[Records from a dataset]
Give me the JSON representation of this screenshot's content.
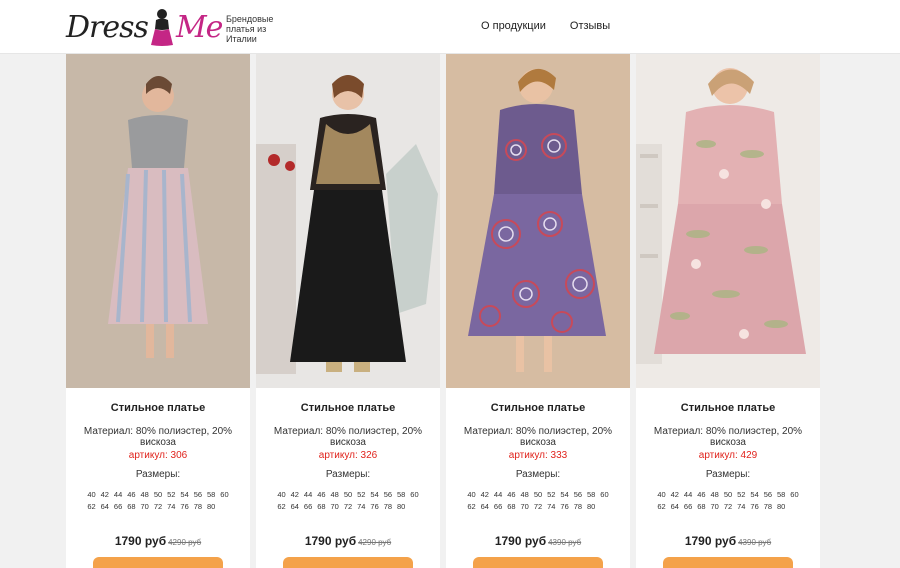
{
  "header": {
    "logo_left": "Dress",
    "logo_right": "Me",
    "tagline": "Брендовые платья из Италии",
    "nav": [
      "О продукции",
      "Отзывы"
    ]
  },
  "products": [
    {
      "title": "Стильное платье",
      "material": "Материал: 80% полиэстер, 20% вискоза",
      "article": "артикул: 306",
      "sizes_label": "Размеры:",
      "sizes_row1": [
        "40",
        "42",
        "44",
        "46",
        "48",
        "50",
        "52",
        "54",
        "56",
        "58",
        "60"
      ],
      "sizes_row2": [
        "62",
        "64",
        "66",
        "68",
        "70",
        "72",
        "74",
        "76",
        "78",
        "80"
      ],
      "price": "1790 руб",
      "old_price": "4290 руб",
      "image_colors": {
        "bg": "#c7b8a8",
        "dress_top": "#9a9b9d",
        "dress_bottom": "#d9bcc0"
      }
    },
    {
      "title": "Стильное платье",
      "material": "Материал: 80% полиэстер, 20% вискоза",
      "article": "артикул: 326",
      "sizes_label": "Размеры:",
      "sizes_row1": [
        "40",
        "42",
        "44",
        "46",
        "48",
        "50",
        "52",
        "54",
        "56",
        "58",
        "60"
      ],
      "sizes_row2": [
        "62",
        "64",
        "66",
        "68",
        "70",
        "72",
        "74",
        "76",
        "78",
        "80"
      ],
      "price": "1790 руб",
      "old_price": "4290 руб",
      "image_colors": {
        "bg": "#e8e6e4",
        "dress_top": "#2a2320",
        "dress_bottom": "#1a1a1a"
      }
    },
    {
      "title": "Стильное платье",
      "material": "Материал: 80% полиэстер, 20% вискоза",
      "article": "артикул: 333",
      "sizes_label": "Размеры:",
      "sizes_row1": [
        "40",
        "42",
        "44",
        "46",
        "48",
        "50",
        "52",
        "54",
        "56",
        "58",
        "60"
      ],
      "sizes_row2": [
        "62",
        "64",
        "66",
        "68",
        "70",
        "72",
        "74",
        "76",
        "78",
        "80"
      ],
      "price": "1790 руб",
      "old_price": "4390 руб",
      "image_colors": {
        "bg": "#d6bca2",
        "dress_top": "#6d5b8e",
        "dress_bottom": "#7a67a0"
      }
    },
    {
      "title": "Стильное платье",
      "material": "Материал: 80% полиэстер, 20% вискоза",
      "article": "артикул: 429",
      "sizes_label": "Размеры:",
      "sizes_row1": [
        "40",
        "42",
        "44",
        "46",
        "48",
        "50",
        "52",
        "54",
        "56",
        "58",
        "60"
      ],
      "sizes_row2": [
        "62",
        "64",
        "66",
        "68",
        "70",
        "72",
        "74",
        "76",
        "78",
        "80"
      ],
      "price": "1790 руб",
      "old_price": "4390 руб",
      "image_colors": {
        "bg": "#eeeae6",
        "dress_top": "#e3b1b3",
        "dress_bottom": "#dca6ab"
      }
    }
  ],
  "colors": {
    "accent": "#c42685",
    "article": "#e0231c",
    "button": "#f4a24a"
  }
}
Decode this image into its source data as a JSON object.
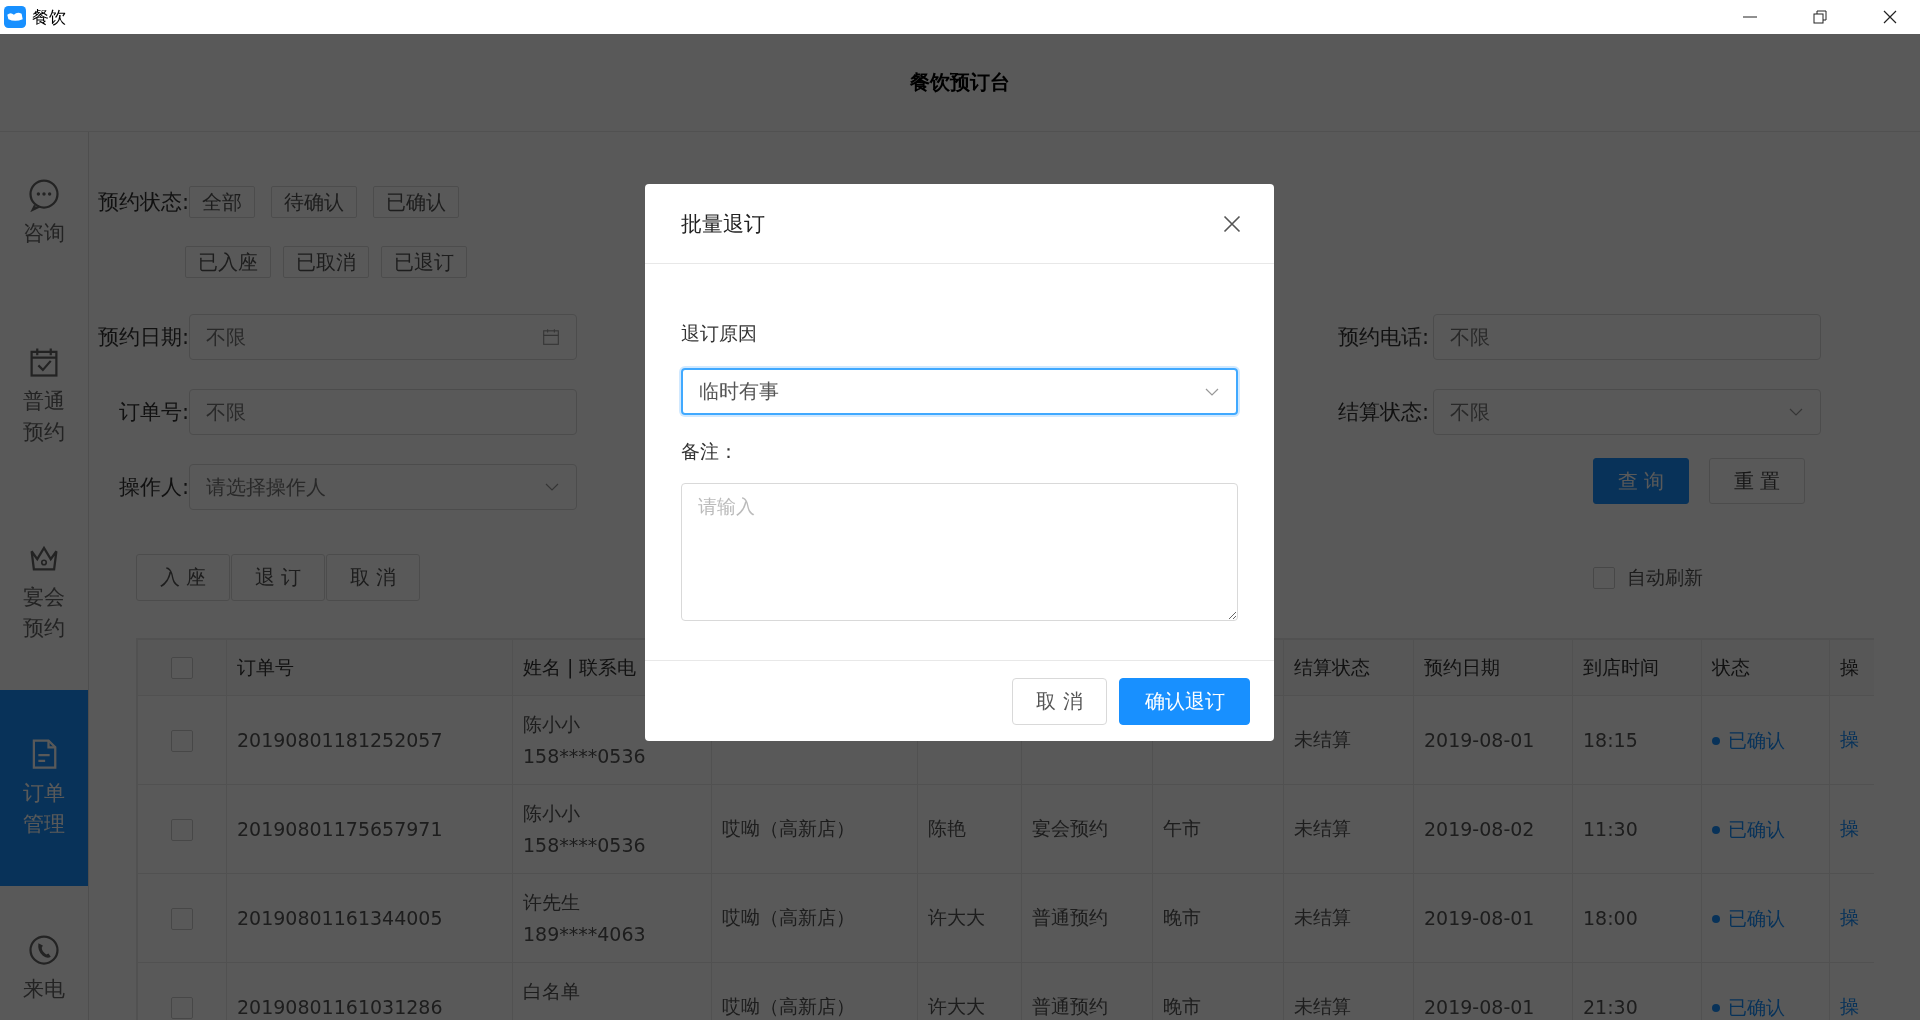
{
  "window": {
    "title": "餐饮"
  },
  "header": {
    "title": "餐饮预订台"
  },
  "sidebar": {
    "items": [
      {
        "label": "咨询",
        "selected": false
      },
      {
        "label": "普通预约",
        "selected": false
      },
      {
        "label": "宴会预约",
        "selected": false
      },
      {
        "label": "订单管理",
        "selected": true
      },
      {
        "label": "来电",
        "selected": false
      }
    ]
  },
  "filters": {
    "status_row": {
      "label": "预约状态:",
      "options": [
        "全部",
        "待确认",
        "已确认",
        "已入座",
        "已取消",
        "已退订"
      ]
    },
    "date": {
      "label": "预约日期:",
      "placeholder": "不限"
    },
    "phone": {
      "label": "预约电话:",
      "placeholder": "不限"
    },
    "order_no": {
      "label": "订单号:",
      "placeholder": "不限"
    },
    "settlement": {
      "label": "结算状态:",
      "placeholder": "不限"
    },
    "operator": {
      "label": "操作人:",
      "placeholder": "请选择操作人"
    },
    "buttons": [
      {
        "label": "查 询",
        "kind": "primary"
      },
      {
        "label": "重 置",
        "kind": "default"
      }
    ]
  },
  "actions": [
    "入 座",
    "退 订",
    "取 消"
  ],
  "auto_refresh": {
    "label": "自动刷新",
    "checked": false
  },
  "table": {
    "header_checked": false,
    "columns": [
      "订单号",
      "姓名 | 联系电",
      "结算状态",
      "预约日期",
      "到店时间",
      "状态",
      "操"
    ],
    "rows": [
      {
        "checked": false,
        "order": "20190801181252057",
        "name": "陈小小",
        "phone": "158****0536",
        "settlement": "未结算",
        "date": "2019-08-01",
        "time": "18:15",
        "status": "已确认",
        "action": "操"
      },
      {
        "checked": false,
        "order": "20190801175657971",
        "name": "陈小小",
        "phone": "158****0536",
        "store": "哎呦（高新店）",
        "receptionist": "陈艳",
        "type": "宴会预约",
        "period": "午市",
        "settlement": "未结算",
        "date": "2019-08-02",
        "time": "11:30",
        "status": "已确认",
        "action": "操"
      },
      {
        "checked": false,
        "order": "20190801161344005",
        "name": "许先生",
        "phone": "189****4063",
        "store": "哎呦（高新店）",
        "receptionist": "许大大",
        "type": "普通预约",
        "period": "晚市",
        "settlement": "未结算",
        "date": "2019-08-01",
        "time": "18:00",
        "status": "已确认",
        "action": "操"
      },
      {
        "checked": false,
        "order": "20190801161031286",
        "name": "白名单",
        "store": "哎呦（高新店）",
        "receptionist": "许大大",
        "type": "普通预约",
        "period": "晚市",
        "settlement": "未结算",
        "date": "2019-08-01",
        "time": "21:30",
        "status": "已确认",
        "action": "操"
      }
    ]
  },
  "dialog": {
    "title": "批量退订",
    "reason_label": "退订原因",
    "reason_value": "临时有事",
    "note_label": "备注：",
    "note_placeholder": "请输入",
    "buttons": [
      {
        "label": "取 消",
        "kind": "default"
      },
      {
        "label": "确认退订",
        "kind": "primary"
      }
    ]
  }
}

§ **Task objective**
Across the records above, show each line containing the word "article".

§ **Task answer**
      "article": "артикул: 306",
      "article": "артикул: 326",
      "article": "артикул: 333",
      "article": "артикул: 429",
    "article": "#e0231c",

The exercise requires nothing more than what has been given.